This was originally all going to be covered in one post but between Divi refusing to save such a large amount of code, as well as too much pixelation on the entire content creator skill tree image shown above, I decided to split it up.
The benefit of course being better load times for you, and a chance for me to briefly explain each tree.
See the other posts here;
You may have noticed that there’s things in there that aren’t skills in any way shape or form. Items such as camera bags or memory card cases aren’t skills so much as they are objects that require consideration when organising yourself to create content. So although it’s playing it fast and loose with the term “content creator skill tree” I still feel they’re valid things that a person needs to dedicate time to knowing about.
They need to be researched especially for those looking to travel with the gear, because not only does price become and issue but also the weight and size, everything contributes something to your bags if you want to make a blog or travel videos, so the research is important.
For example, the search for the perfect camera bag could take someone five hours of research and even longer actual time in shops or setting up their bag to best suit their needs. I guess it’s best to think of the tree as a “things requiring attention, knowledge or research”
You’ll notice also that I only went a few levels deep. This is for a few reasons;
- The tree is quite a complex structure to make in MSword. My laptop is quite decent and it really started to struggle which made the workflow slow, even when splitting the trees to their individual documents.
- It isn’t a tree displaying every possible aspect of content creation, it’s more representative of showing the wide variety than it is in showing the nitty gritty details.
- It displays more of an overarching view of a jack-of-all-trades type approach which is more realistic with what I myself have gone through over the past 12 months as I got my head around all these areas, items, objects.
I decided against putting a number of hours spent for each item or skill because I believe that if I’m guessing then it’s just writing for the sake of having “more involved content”. My argument is – make believe content isn’t truly more detailed in any way even though it may appear to be to the reader. It would be dishonest and probably inaccurate so therefore serves no genuine purpose.
I can tell you though that I’ve probably spent between 5-7 hours of actual typing in my touch typing practice, with a lot of procrastination along the way. I’m not as fast as I’d like yet but have full keyboard coverage and am getting faster each day. A skill that’s worth while for sure, and achievable by anyone with ten fingers and eight patience. Patience being measured by numbers of course.
How Did I learn these Skills?
Youtube was my main resource. I love having a visual aid, it’s like learning with props as assistance.
I did a post covering who my favourite youtube channels for learning photography and if you have a look through there you will basically see 90% of my learning library. Then there’s a separate post for my favourite channels for learning videography.
Which one channel is the best?
If I had to recommend just one channel over the others for learning from, it’s easily Mike Smith for photography and Peter Lindgren for Videography.
For now though, go with Mike Smith. He’s the ultimate professional for those who want purely educational content. He speaks well and he doesn’t try make long videos for the sake of watch time.

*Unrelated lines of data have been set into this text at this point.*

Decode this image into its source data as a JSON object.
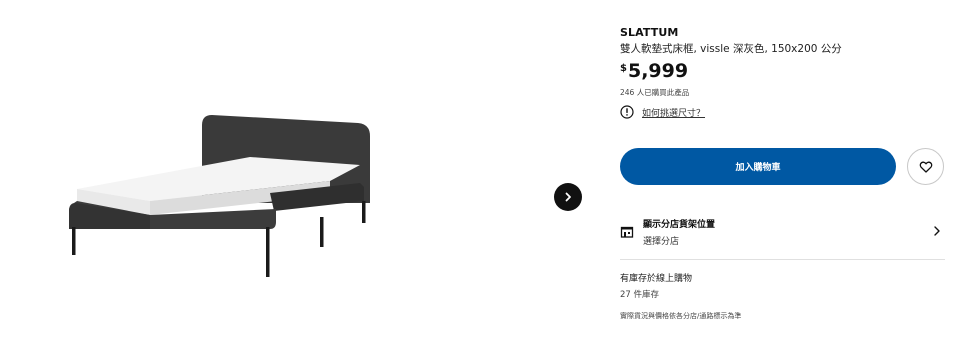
{
  "product": {
    "name": "SLATTUM",
    "description": "雙人軟墊式床框, vissle 深灰色, 150x200 公分",
    "price_currency": "$",
    "price": "5,999",
    "sold_count": "246 人已購買此產品",
    "size_guide_link": "如何挑選尺寸？"
  },
  "actions": {
    "add_to_cart": "加入購物車"
  },
  "store": {
    "title": "顯示分店貨架位置",
    "subtitle": "選擇分店"
  },
  "stock": {
    "online": "有庫存於線上購物",
    "count": "27 件庫存",
    "note": "實際貨況與價格依各分店/通路標示為準"
  },
  "icons": {
    "next": "chevron-right-icon",
    "info": "info-icon",
    "favorite": "heart-icon",
    "store": "store-icon",
    "chevron": "chevron-right-icon"
  },
  "colors": {
    "primary": "#0058a3",
    "bed_fabric": "#3a3a3a",
    "mattress": "#f4f4f4"
  }
}
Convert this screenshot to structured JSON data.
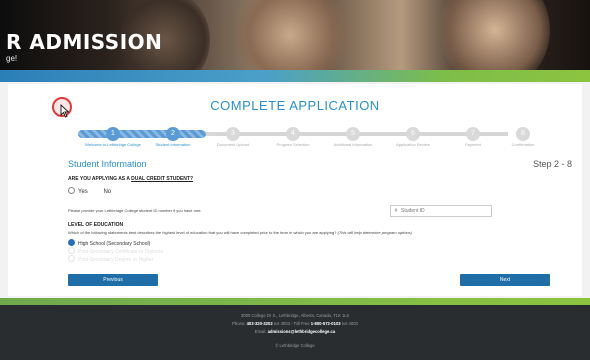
{
  "hero": {
    "title": "R ADMISSION",
    "subtitle": "ge!"
  },
  "page": {
    "heading": "COMPLETE APPLICATION"
  },
  "steps": [
    {
      "num": "1",
      "label": "Welcome to Lethbridge College",
      "state": "done"
    },
    {
      "num": "2",
      "label": "Student Information",
      "state": "active"
    },
    {
      "num": "3",
      "label": "Document Upload",
      "state": "todo"
    },
    {
      "num": "4",
      "label": "Program Selection",
      "state": "todo"
    },
    {
      "num": "5",
      "label": "Additional Information",
      "state": "todo"
    },
    {
      "num": "6",
      "label": "Application Review",
      "state": "todo"
    },
    {
      "num": "7",
      "label": "Payment",
      "state": "todo"
    },
    {
      "num": "8",
      "label": "Confirmation",
      "state": "todo"
    }
  ],
  "section": {
    "title": "Student Information",
    "step_indicator": "Step 2 - 8"
  },
  "dual_credit": {
    "question_prefix": "ARE YOU APPLYING AS A",
    "question_link": "DUAL CREDIT STUDENT?",
    "yes": "Yes",
    "no": "No"
  },
  "student_id": {
    "prompt": "Please provide your Lethbridge College student ID number if you have one:",
    "icon": "#",
    "placeholder": "Student ID"
  },
  "education": {
    "heading": "LEVEL OF EDUCATION",
    "question": "Which of the following statements best describes the highest level of education that you will have completed prior to the term in which you are applying?",
    "hint": "(This will help determine program options)",
    "options": [
      "High School (Secondary School)",
      "Post-Secondary Certificate or Diploma",
      "Post-Secondary Degree or Higher"
    ]
  },
  "buttons": {
    "previous": "Previous",
    "next": "Next"
  },
  "footer": {
    "address": "3000 College Dr S., Lethbridge, Alberta, Canada, T1K 1L6",
    "phone_label": "Phone:",
    "phone": "403-320-3202",
    "phone_ext": "ext 4003 - Toll Free",
    "tollfree": "1-800-572-0103",
    "tollfree_ext": "ext 4003",
    "email_label": "Email:",
    "email": "admissions@lethbridgecollege.ca",
    "copyright": "© Lethbridge College"
  },
  "colors": {
    "accent": "#2a8fcd",
    "button": "#1f6ea8",
    "progress": "#5b9bd5",
    "green": "#8cc43f",
    "footer": "#2a2d30"
  }
}
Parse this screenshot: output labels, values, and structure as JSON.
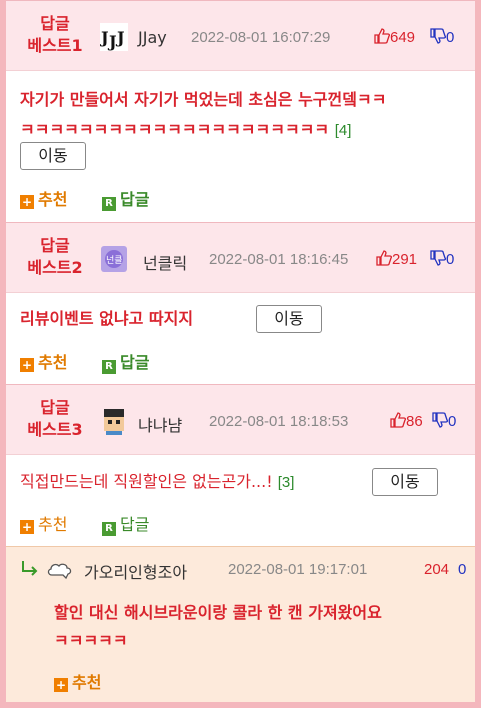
{
  "posts": [
    {
      "best_label": [
        "답글",
        "베스트1"
      ],
      "nickname": "JJay",
      "avatar": "jjj-logo-icon",
      "date": "2022-08-01 16:07:29",
      "up": "649",
      "down": "0",
      "content_line1": "자기가 만들어서 자기가 먹었는데 초심은 누구껀뎈ㅋㅋ",
      "content_line2": "ㅋㅋㅋㅋㅋㅋㅋㅋㅋㅋㅋㅋㅋㅋㅋㅋㅋㅋㅋㅋㅋ",
      "comment_count": "[4]",
      "move_label": "이동",
      "recommend_label": "추천",
      "reply_label": "답글"
    },
    {
      "best_label": [
        "답글",
        "베스트2"
      ],
      "nickname": "넌클릭",
      "avatar": "purple-badge-icon",
      "date": "2022-08-01 18:16:45",
      "up": "291",
      "down": "0",
      "content_line1": "리뷰이벤트 없냐고 따지지",
      "move_label": "이동",
      "recommend_label": "추천",
      "reply_label": "답글"
    },
    {
      "best_label": [
        "답글",
        "베스트3"
      ],
      "nickname": "냐냐냠",
      "avatar": "pixel-face-icon",
      "date": "2022-08-01 18:18:53",
      "up": "86",
      "down": "0",
      "content_line1": "직접만드는데 직원할인은 없는곤가...!",
      "comment_count": "[3]",
      "move_label": "이동",
      "recommend_label": "추천",
      "reply_label": "답글"
    }
  ],
  "reply": {
    "nickname": "가오리인형조아",
    "avatar": "cloud-icon",
    "date": "2022-08-01 19:17:01",
    "up": "204",
    "down": "0",
    "content_line1": "할인 대신 해시브라운이랑 콜라 한 캔 가져왔어요",
    "content_line2": "ㅋㅋㅋㅋㅋ",
    "recommend_label": "추천"
  },
  "colors": {
    "best_red": "#d9232d",
    "header_pink": "#fde6ea",
    "reply_bg": "#fdeadb",
    "down_blue": "#2233c0",
    "comment_green": "#2c8a2c"
  }
}
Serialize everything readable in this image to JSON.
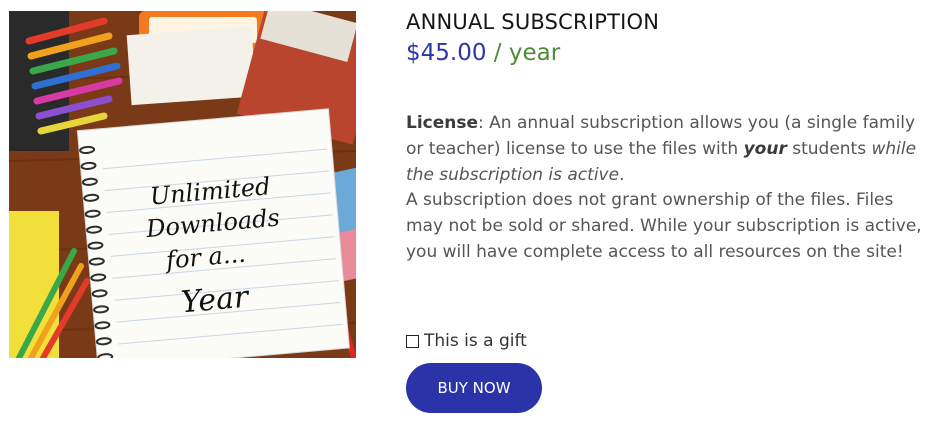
{
  "product": {
    "title": "ANNUAL SUBSCRIPTION",
    "price": "$45.00",
    "period": "/ year",
    "image": {
      "handwriting": [
        "Unlimited",
        "Downloads",
        "for a...",
        "Year"
      ]
    }
  },
  "description": {
    "license_label": "License",
    "license_text_1": ": An annual subscription allows you (a single family or teacher) license to use the files with ",
    "license_emphasis": "your",
    "license_text_2": " students ",
    "license_italic": "while the subscription is active",
    "license_text_3": ".",
    "ownership_text": "A subscription does not grant ownership of the files. Files may not be sold or shared. While your subscription is active, you will have complete access to all resources on the site!"
  },
  "gift": {
    "label": "This is a gift",
    "checked": false
  },
  "buy_button": {
    "label": "BUY NOW"
  },
  "colors": {
    "price": "#2b36a8",
    "period": "#4f8a36",
    "button": "#2b33a8"
  }
}
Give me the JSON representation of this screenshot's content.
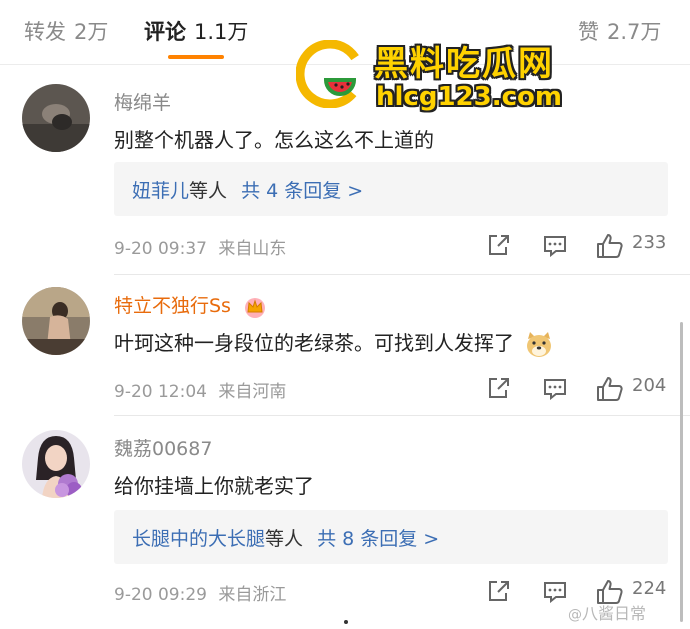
{
  "tabs": {
    "repost": {
      "label": "转发",
      "count": "2万"
    },
    "comment": {
      "label": "评论",
      "count": "1.1万"
    },
    "like": {
      "label": "赞",
      "count": "2.7万"
    }
  },
  "accent_color": "#ff8200",
  "watermark": {
    "title": "黑料吃瓜网",
    "url": "hlcg123.com"
  },
  "comments": [
    {
      "username": "梅绵羊",
      "text": "别整个机器人了。怎么这么不上道的",
      "reply": {
        "names": "妞菲儿",
        "suffix": "等人",
        "count_text": "共 4 条回复 >"
      },
      "time": "9-20 09:37",
      "location": "来自山东",
      "likes": "233"
    },
    {
      "username": "特立不独行Ss",
      "text": "叶珂这种一身段位的老绿茶。可找到人发挥了",
      "time": "9-20 12:04",
      "location": "来自河南",
      "likes": "204"
    },
    {
      "username": "魏荔00687",
      "text": "给你挂墙上你就老实了",
      "reply": {
        "names": "长腿中的大长腿",
        "suffix": "等人",
        "count_text": "共 8 条回复 >"
      },
      "time": "9-20 09:29",
      "location": "来自浙江",
      "likes": "224"
    }
  ],
  "footer_watermark": "八酱日常"
}
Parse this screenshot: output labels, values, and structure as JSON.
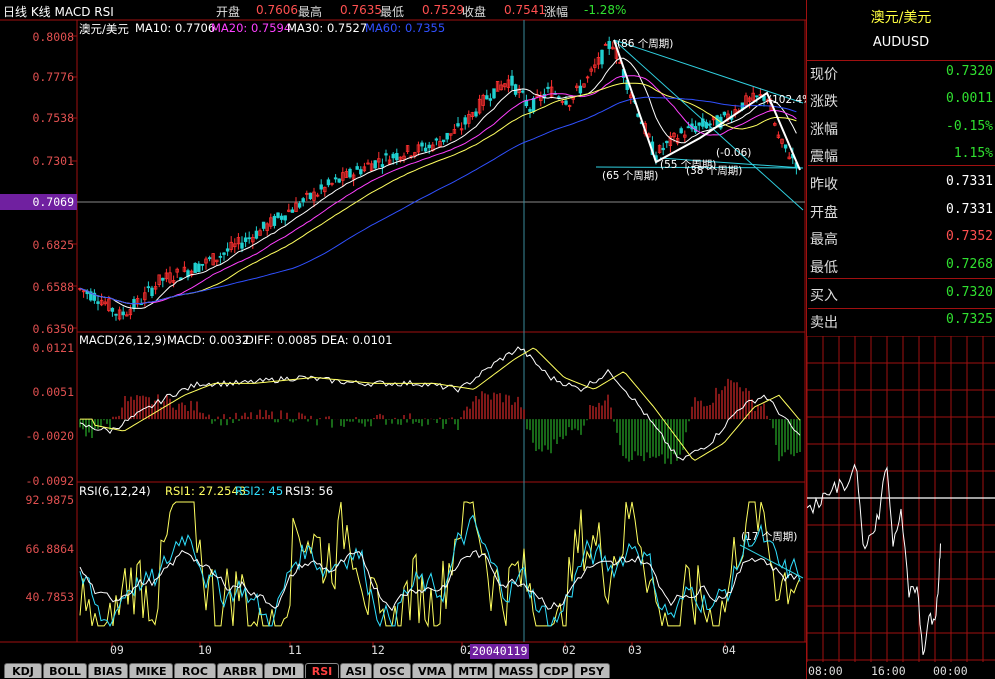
{
  "top": {
    "title": "日线 K线 MACD RSI",
    "open_label": "开盘",
    "open_value": "0.7606",
    "high_label": "最高",
    "high_value": "0.7635",
    "low_label": "最低",
    "low_value": "0.7529",
    "close_label": "收盘",
    "close_value": "0.7541",
    "change_label": "涨幅",
    "change_value": "-1.28%"
  },
  "main": {
    "legend_name": "澳元/美元",
    "ma10": "MA10: 0.7706",
    "ma20": "MA20: 0.7594",
    "ma30": "MA30: 0.7527",
    "ma60": "MA60: 0.7355",
    "yticks": [
      "0.8008",
      "0.7776",
      "0.7538",
      "0.7301",
      "0.7069",
      "0.6825",
      "0.6588",
      "0.6350"
    ],
    "cursor_price": "0.7069",
    "annotations": [
      "(86 个周期)",
      "(65 个周期)",
      "(55 个周期)",
      "(38 个周期)",
      "(-0.06)",
      "(102.4%)"
    ]
  },
  "macd": {
    "legend_name": "MACD(26,12,9)",
    "macd": "MACD: 0.0032",
    "diff": "DIFF: 0.0085",
    "dea": "DEA: 0.0101",
    "yticks": [
      "0.0121",
      "0.0051",
      "-0.0020",
      "-0.0092"
    ]
  },
  "rsi": {
    "legend_name": "RSI(6,12,24)",
    "rsi1": "RSI1: 27.2543",
    "rsi2": "RSI2: 45",
    "rsi3": "RSI3: 56",
    "yticks": [
      "92.9875",
      "66.8864",
      "40.7853"
    ],
    "annotation": "(17 个周期)"
  },
  "xaxis": {
    "months": [
      "09",
      "10",
      "11",
      "12",
      "02",
      "03",
      "04"
    ],
    "cursor_date": "20040119"
  },
  "tabs": [
    "KDJ",
    "BOLL",
    "BIAS",
    "MIKE",
    "ROC",
    "ARBR",
    "DMI",
    "RSI",
    "ASI",
    "OSC",
    "VMA",
    "MTM",
    "MASS",
    "CDP",
    "PSY"
  ],
  "active_tab": "RSI",
  "quote": {
    "name": "澳元/美元",
    "symbol": "AUDUSD",
    "rows": [
      {
        "label": "现价",
        "value": "0.7320",
        "color": "#30e030"
      },
      {
        "label": "涨跌",
        "value": "0.0011",
        "color": "#30e030"
      },
      {
        "label": "涨幅",
        "value": "-0.15%",
        "color": "#30e030"
      },
      {
        "label": "震幅",
        "value": "1.15%",
        "color": "#30e030"
      },
      {
        "label": "昨收",
        "value": "0.7331",
        "color": "#ffffff"
      },
      {
        "label": "开盘",
        "value": "0.7331",
        "color": "#ffffff"
      },
      {
        "label": "最高",
        "value": "0.7352",
        "color": "#ff5050"
      },
      {
        "label": "最低",
        "value": "0.7268",
        "color": "#30e030"
      },
      {
        "label": "买入",
        "value": "0.7320",
        "color": "#30e030"
      },
      {
        "label": "卖出",
        "value": "0.7325",
        "color": "#30e030"
      }
    ],
    "times": [
      "08:00",
      "16:00",
      "00:00"
    ]
  },
  "colors": {
    "up": "#ff3030",
    "down": "#20d0d0",
    "ma10": "#ffffff",
    "ma20": "#ff40ff",
    "ma30": "#ffff60",
    "ma60": "#3050ff",
    "grid": "#a01010",
    "label": "#e05050"
  }
}
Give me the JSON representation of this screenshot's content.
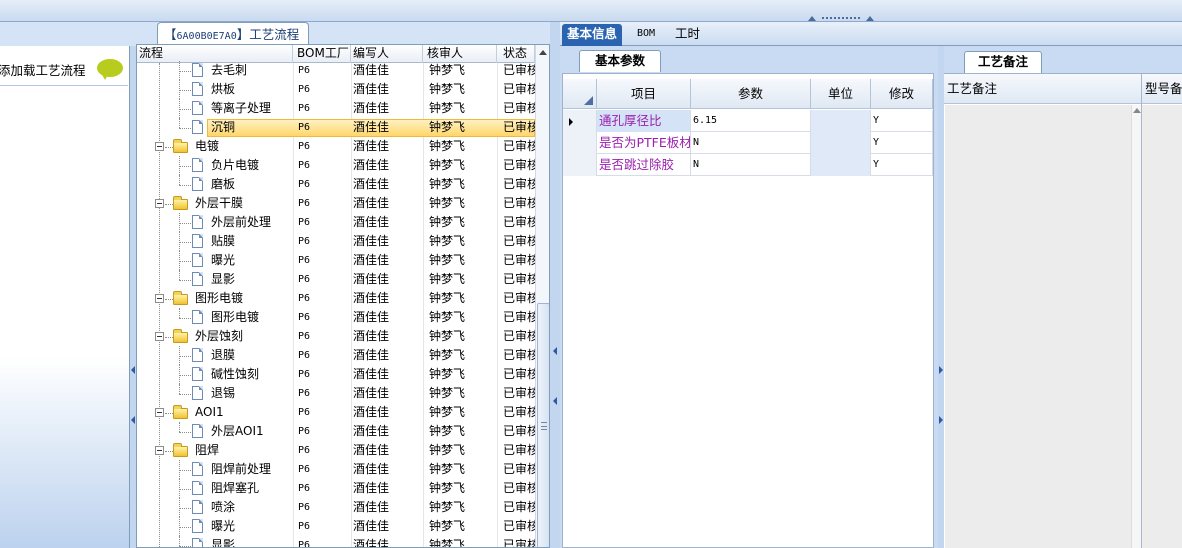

When there’s a simple concept that can be explained in 3 minutes then that’s all the time he will take to explain it.
He uses real life examples, screen records, good audio and won’t waste your time for no reason. He also isn’t afraid to upload a 40 minute video if a subject requires it. He has about 20k subscribers at the time of writing but is far and away the best teacher I’ve come across for all the concepts mentioned above.